While some people might get an appointment through CBP One on their first attempt, others may try for weeks or months, depending on their circumstances and their luck. Norkys A., a single mother who left to support her family and church in Venezuela, tried for months to get an appointment in Ciudad Juárez after she arrived on December 26, 2022, with her two teenage children. By March, they were living in a shelter and barely going out. “This confinement is driving us crazy,” she said, speaking from a little nook in the attic where she slept. Backpacks hung from hooks on the walls, and the floors were made of plywood. A few old toys were scattered around for children to play with. “I want to get to the US so my children can start going to school,” she said.
Norkys broke her shoulder while hopping trains to get to Ciudad Juárez. She visited a local clinic, which prescribed painkillers and told her she needs surgery that would cost about $5,000. She didn’t have that kind of money; she didn’t even have enough for a sling to immobilize her arm. Nor did she have a working phone to use CBP One. “I left without a cell phone, money, and food,” she explained. She occasionally tried for an appointment with a borrowed phone, if she could find one. “No one lends their phone here, since everyone is on the lookout for their appointments,” she said. “Their goal is getting across.”
Plaza says that when she was staying in a shelter in Ciudad Juárez in March, she tried the app practically every day, never losing hope that she and her family would eventually get their chance. Seven weeks after arriving in the city, she got her CBP One appointment, at the Paso del Norte port of entry in El Paso, and slowly made her way north to her destination, where she will settle while she awaits her day in immigration court next year.
Not everyone is choosing to wait. After four months in Ciudad Juárez, Norkys and her two children crossed into the US unlawfully on April 25. They were detained and deportation proceedings were begun, but they were released in Laredo, Texas, and will have the opportunity to appear in court to present their case in an immigration hearing in the near future. While she waits, Norkys is trying to settle into life in the US, relying on shelters and charities to get on her feet.
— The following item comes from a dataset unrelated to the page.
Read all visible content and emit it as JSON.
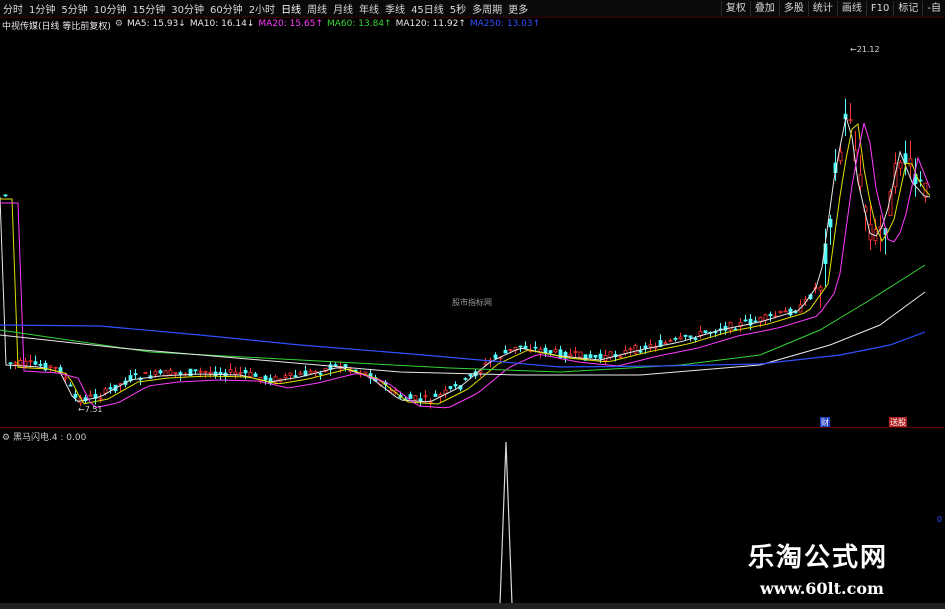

The future remains uncertain, but she is grateful. “As long as we are alive and healthy,” she says, “all is good.”
Lorena Ríos is a freelance journalist based in Monterrey, Mexico.